REQUIREMENT | Please copy each line of the records below that holds the word "Shift".

Element data from apps and pages |
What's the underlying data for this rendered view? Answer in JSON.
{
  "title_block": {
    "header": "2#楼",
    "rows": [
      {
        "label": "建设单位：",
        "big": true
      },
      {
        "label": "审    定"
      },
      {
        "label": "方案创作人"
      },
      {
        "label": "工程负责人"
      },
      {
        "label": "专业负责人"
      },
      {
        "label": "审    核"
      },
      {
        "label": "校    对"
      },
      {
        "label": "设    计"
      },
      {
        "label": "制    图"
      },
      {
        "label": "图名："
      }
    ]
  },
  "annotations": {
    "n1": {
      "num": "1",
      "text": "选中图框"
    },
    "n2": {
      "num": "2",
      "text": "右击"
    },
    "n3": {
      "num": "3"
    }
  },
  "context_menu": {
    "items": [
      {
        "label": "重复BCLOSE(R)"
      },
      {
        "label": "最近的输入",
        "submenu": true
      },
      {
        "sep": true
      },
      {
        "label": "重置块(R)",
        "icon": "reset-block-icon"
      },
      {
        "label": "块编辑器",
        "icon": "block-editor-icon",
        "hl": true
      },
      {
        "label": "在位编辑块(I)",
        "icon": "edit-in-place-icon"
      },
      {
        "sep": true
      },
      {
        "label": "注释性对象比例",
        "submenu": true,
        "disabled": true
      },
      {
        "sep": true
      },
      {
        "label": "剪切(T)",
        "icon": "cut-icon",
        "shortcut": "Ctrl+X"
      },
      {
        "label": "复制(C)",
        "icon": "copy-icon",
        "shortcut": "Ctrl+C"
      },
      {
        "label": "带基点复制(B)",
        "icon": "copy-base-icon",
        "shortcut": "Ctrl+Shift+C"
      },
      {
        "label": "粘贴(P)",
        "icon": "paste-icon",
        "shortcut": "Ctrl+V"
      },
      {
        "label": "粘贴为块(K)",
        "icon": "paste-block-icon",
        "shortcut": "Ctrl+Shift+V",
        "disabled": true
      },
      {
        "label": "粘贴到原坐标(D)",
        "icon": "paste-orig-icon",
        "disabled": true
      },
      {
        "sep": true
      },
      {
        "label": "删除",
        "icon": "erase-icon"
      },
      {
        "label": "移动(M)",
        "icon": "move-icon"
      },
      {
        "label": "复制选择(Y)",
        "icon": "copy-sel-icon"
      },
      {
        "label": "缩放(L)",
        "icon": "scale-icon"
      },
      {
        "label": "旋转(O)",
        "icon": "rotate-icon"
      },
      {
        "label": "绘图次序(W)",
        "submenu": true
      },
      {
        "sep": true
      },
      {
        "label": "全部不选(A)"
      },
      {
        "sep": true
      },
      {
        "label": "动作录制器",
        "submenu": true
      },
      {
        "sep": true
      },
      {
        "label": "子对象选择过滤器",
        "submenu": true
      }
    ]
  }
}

SOLUTION BELOW |
        "shortcut": "Ctrl+Shift+C"
        "shortcut": "Ctrl+Shift+V",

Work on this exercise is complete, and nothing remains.